→ **Exercise requirements**:
Print every entry exactly as it appears, but skip the pictures.

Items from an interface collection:
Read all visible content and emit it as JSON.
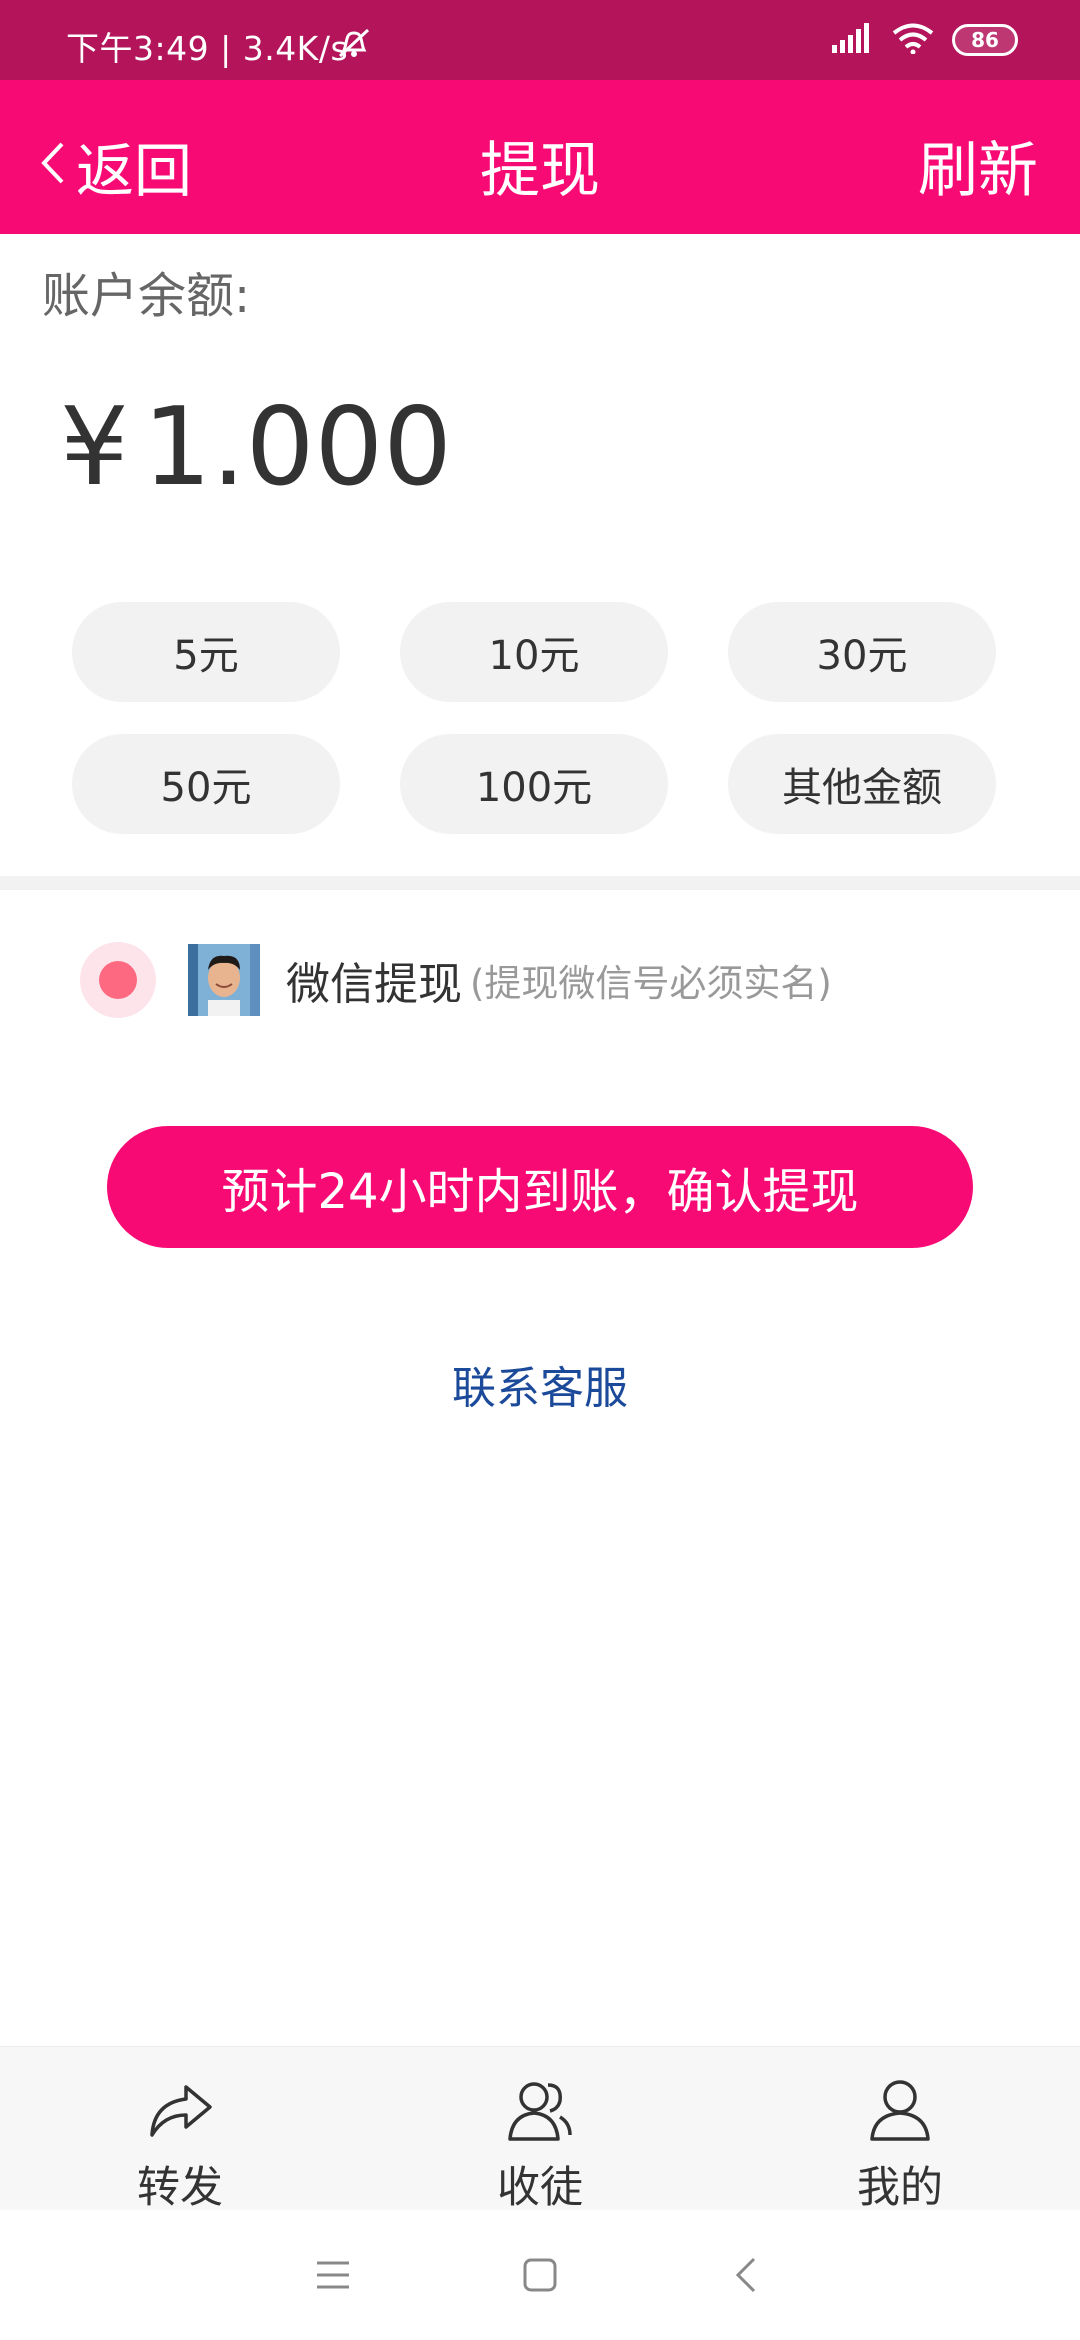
{
  "status": {
    "text": "下午3:49 | 3.4K/s",
    "battery": "86"
  },
  "nav": {
    "back_label": "返回",
    "title": "提现",
    "refresh_label": "刷新"
  },
  "balance": {
    "label": "账户余额:",
    "currency": "¥",
    "amount": "1.000"
  },
  "amount_options": [
    "5元",
    "10元",
    "30元",
    "50元",
    "100元",
    "其他金额"
  ],
  "payment": {
    "label": "微信提现",
    "note": "(提现微信号必须实名)"
  },
  "confirm_label": "预计24小时内到账，确认提现",
  "contact_label": "联系客服",
  "tabs": [
    {
      "label": "转发",
      "icon": "share-icon"
    },
    {
      "label": "收徒",
      "icon": "users-icon"
    },
    {
      "label": "我的",
      "icon": "user-icon"
    }
  ],
  "colors": {
    "brand": "#f80a74",
    "status_bar": "#b3145a",
    "link": "#1c4a9a"
  }
}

→ **Exercise output**:
Read all visible content and emit it as JSON.
{
  "status": {
    "text": "下午3:49 | 3.4K/s",
    "battery": "86"
  },
  "nav": {
    "back_label": "返回",
    "title": "提现",
    "refresh_label": "刷新"
  },
  "balance": {
    "label": "账户余额:",
    "currency": "¥",
    "amount": "1.000"
  },
  "amount_options": [
    "5元",
    "10元",
    "30元",
    "50元",
    "100元",
    "其他金额"
  ],
  "payment": {
    "label": "微信提现",
    "note": "(提现微信号必须实名)"
  },
  "confirm_label": "预计24小时内到账，确认提现",
  "contact_label": "联系客服",
  "tabs": [
    {
      "label": "转发",
      "icon": "share-icon"
    },
    {
      "label": "收徒",
      "icon": "users-icon"
    },
    {
      "label": "我的",
      "icon": "user-icon"
    }
  ],
  "colors": {
    "brand": "#f80a74",
    "status_bar": "#b3145a",
    "link": "#1c4a9a"
  }
}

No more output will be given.